Koller M, Aaronson NK, Blazeby J, Bottomley A, Dewolf L, Fayers P, Johnson C, Ramage J, Scott N, West K, on behalf of EORTC Quality of Life Group: Translation procedures for standardised quality of life questionnaires: The European Organisation for Research and Treatment of Cancer (EORTC) approach. Eur J Cancer. 2007, 43: 1810-1820. 10.1016/j.ejca.2007.05.029.
Sloan J, Symonds T, Vargas-Chanes D, Fridley B: Practical Guidelines for Assessing the Clinical Significance of Health-Related Quality of Life Changes within Clinical Trials. Drug Inf J. 2003, 37: 23-31. 10.1177/009286150303700105.

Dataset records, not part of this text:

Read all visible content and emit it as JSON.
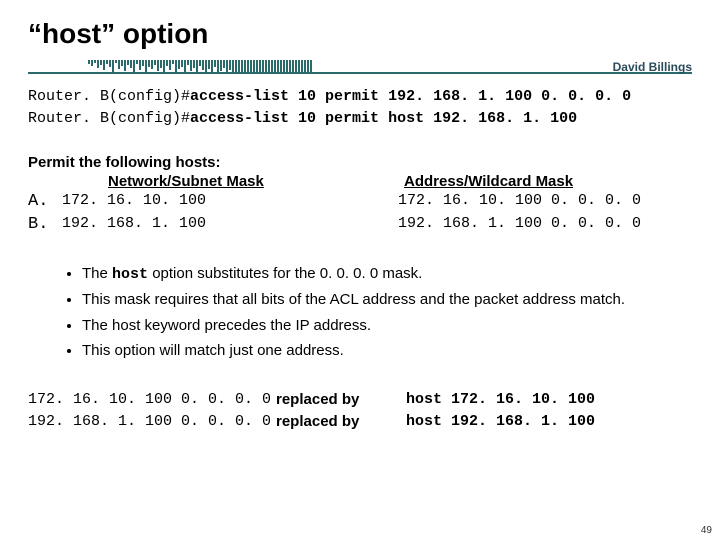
{
  "title": "“host” option",
  "author": "David Billings",
  "cmd1_prefix": "Router. B(config)#",
  "cmd1_body": "access-list 10 permit 192. 168. 1. 100 0. 0. 0. 0",
  "cmd2_prefix": "Router. B(config)#",
  "cmd2_body": "access-list 10 permit host 192. 168. 1. 100",
  "permit_header": "Permit the following hosts:",
  "col_left_header": "Network/Subnet Mask",
  "col_right_header": "Address/Wildcard Mask",
  "rowA": {
    "letter": "A.",
    "ip": "172. 16. 10. 100",
    "wild": "172. 16. 10. 100 0. 0. 0. 0"
  },
  "rowB": {
    "letter": "B.",
    "ip": "192. 168. 1. 100",
    "wild": "192. 168. 1. 100 0. 0. 0. 0"
  },
  "bullet1a": "The ",
  "bullet1_code": "host",
  "bullet1b": " option substitutes for the 0. 0. 0. 0 mask.",
  "bullet2": "This mask requires that all bits of the ACL address and the packet address match.",
  "bullet3": "The host keyword precedes the IP address.",
  "bullet4": "This option will match just one address.",
  "rep1": {
    "left": "172. 16. 10. 100 0. 0. 0. 0",
    "mid": "replaced by",
    "right": "host 172. 16. 10. 100"
  },
  "rep2": {
    "left": "192. 168. 1. 100 0. 0. 0. 0",
    "mid": "replaced by",
    "right": "host 192. 168. 1. 100"
  },
  "page_num": "49"
}
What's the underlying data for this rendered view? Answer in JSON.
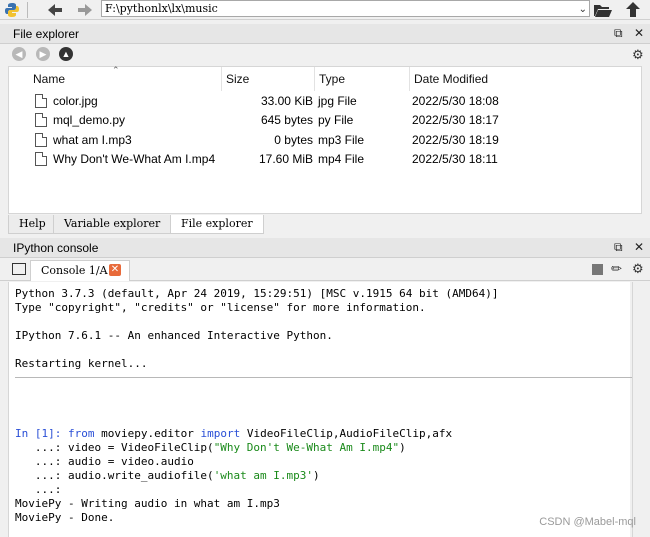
{
  "toolbar": {
    "path_value": "F:\\pythonlx\\lx\\music"
  },
  "file_explorer": {
    "title": "File explorer",
    "columns": {
      "name": "Name",
      "size": "Size",
      "type": "Type",
      "modified": "Date Modified"
    },
    "rows": [
      {
        "name": "color.jpg",
        "size": "33.00 KiB",
        "type": "jpg File",
        "modified": "2022/5/30 18:08"
      },
      {
        "name": "mql_demo.py",
        "size": "645 bytes",
        "type": "py File",
        "modified": "2022/5/30 18:17"
      },
      {
        "name": "what am I.mp3",
        "size": "0 bytes",
        "type": "mp3 File",
        "modified": "2022/5/30 18:19"
      },
      {
        "name": "Why Don't We-What Am I.mp4",
        "size": "17.60 MiB",
        "type": "mp4 File",
        "modified": "2022/5/30 18:11"
      }
    ]
  },
  "bottom_tabs": [
    "Help",
    "Variable explorer",
    "File explorer"
  ],
  "ipython": {
    "title": "IPython console",
    "tab_label": "Console 1/A",
    "lines": [
      "Python 3.7.3 (default, Apr 24 2019, 15:29:51) [MSC v.1915 64 bit (AMD64)]",
      "Type \"copyright\", \"credits\" or \"license\" for more information.",
      "",
      "IPython 7.6.1 -- An enhanced Interactive Python.",
      "",
      "Restarting kernel..."
    ],
    "prompt_in": "In [1]:",
    "code_1_from": "from",
    "code_1_module": " moviepy.editor ",
    "code_1_import": "import",
    "code_1_rest": " VideoFileClip,AudioFileClip,afx",
    "cont_prompt": "   ...:",
    "code_2_pre": " video = VideoFileClip(",
    "code_2_str": "\"Why Don't We-What Am I.mp4\"",
    "code_2_post": ")",
    "code_3": " audio = video.audio",
    "code_4_pre": " audio.write_audiofile(",
    "code_4_str": "'what am I.mp3'",
    "code_4_post": ")",
    "output_1": "MoviePy - Writing audio in what am I.mp3",
    "output_2": "MoviePy - Done."
  },
  "watermark": "CSDN @Mabel-mql",
  "colors": {
    "accent": "#2a4fd6",
    "string": "#1a8a1a",
    "close_tab": "#e86a3a"
  }
}
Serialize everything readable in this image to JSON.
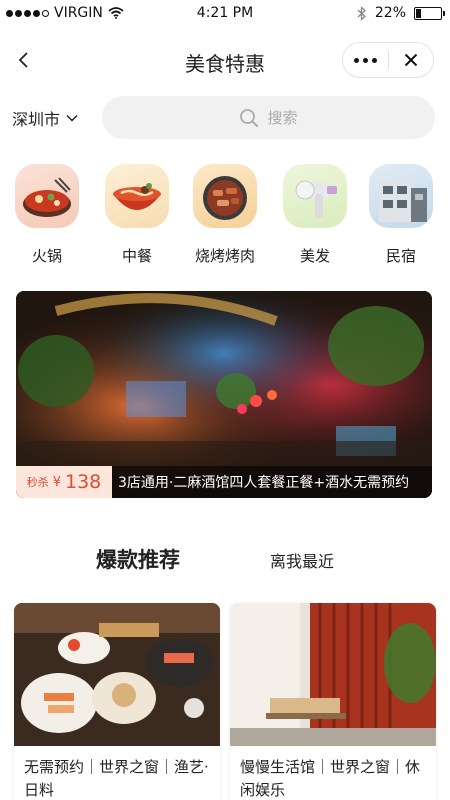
{
  "status_bar": {
    "carrier": "VIRGIN",
    "time": "4:21 PM",
    "battery_text": "22%",
    "battery_level": 0.22
  },
  "nav": {
    "title": "美食特惠"
  },
  "search": {
    "city": "深圳市",
    "placeholder": "搜索"
  },
  "categories": [
    {
      "label": "火锅",
      "icon": "hotpot-icon"
    },
    {
      "label": "中餐",
      "icon": "noodle-bowl-icon"
    },
    {
      "label": "烧烤烤肉",
      "icon": "bbq-grill-icon"
    },
    {
      "label": "美发",
      "icon": "hair-dryer-icon"
    },
    {
      "label": "民宿",
      "icon": "building-icon"
    }
  ],
  "banner": {
    "flash_label": "秒杀",
    "currency": "¥",
    "price": "138",
    "text": "3店通用·二麻酒馆四人套餐正餐+酒水无需预约"
  },
  "tabs": {
    "hot": "爆款推荐",
    "nearby": "离我最近"
  },
  "cards": [
    {
      "title": "无需预约｜世界之窗｜渔艺·日料"
    },
    {
      "title": "慢慢生活馆｜世界之窗｜休闲娱乐"
    }
  ],
  "colors": {
    "accent": "#e24b2d",
    "price_bg": "#fde6dc",
    "search_bg": "#f1f1f1"
  }
}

Terpstra T, Coleman KJ, Simon G, Nebeker C: The Role of community Health Workers (CHWs) in Health Promotion Research: Ethical challenges and Practical Solutions. Health Promot Pract. 2011, 12: 86-93. 10.1177/1524839908330809.

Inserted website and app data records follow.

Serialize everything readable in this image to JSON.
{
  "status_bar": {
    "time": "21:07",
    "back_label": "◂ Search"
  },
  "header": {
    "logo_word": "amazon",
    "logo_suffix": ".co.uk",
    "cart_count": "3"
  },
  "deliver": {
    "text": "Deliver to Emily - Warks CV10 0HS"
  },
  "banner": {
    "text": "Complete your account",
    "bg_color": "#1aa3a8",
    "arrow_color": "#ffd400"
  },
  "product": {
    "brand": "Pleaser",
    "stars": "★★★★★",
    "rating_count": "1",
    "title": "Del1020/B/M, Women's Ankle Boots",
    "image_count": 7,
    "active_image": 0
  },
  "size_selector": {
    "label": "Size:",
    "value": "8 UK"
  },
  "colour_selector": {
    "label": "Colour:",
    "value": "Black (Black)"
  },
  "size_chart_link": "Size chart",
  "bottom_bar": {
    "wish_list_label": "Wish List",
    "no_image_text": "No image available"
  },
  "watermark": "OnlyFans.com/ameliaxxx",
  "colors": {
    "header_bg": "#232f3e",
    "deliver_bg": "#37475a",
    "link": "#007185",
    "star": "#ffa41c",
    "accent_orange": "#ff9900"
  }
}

Reijneveld SA: The cross-cultural validity of self-reported use of health care: a comparison of survey and registration data. J Clin Epidemiol. 2000, 53: 267-272. 10.1016/S0895-4356(99)00138-9.
The pre-publication history for this paper can be accessed here:http://www.biomedcentral.com/1471-2458/13/227/prepub
This study is funded by a grant from ZonMw, the Netherlands Organisation for Health Research and Development (ZonMw, reference 314040201).
The authors declare that they have no competing interests.
IV drafted the manuscript. BS, WR, and NW designed the study and wrote the grant application. All authors are actively involved in the study and approved the final draft of the manuscript.
About this article
Cite this article
Verhagen, I., Ros, W.J., Steunenberg, B. et al. Culturally sensitive care for elderly immigrants through ethnic community health workers: design and development of a community based intervention programme in the Netherlands. BMC Public Health 13, 227 (2013). https://doi.org/10.1186/1471-2458-13-227
- Elderly immigrants
- Ethnic minority groups
- Community health worker
- Culturally sensitive care
- Access to health care
- Social welfare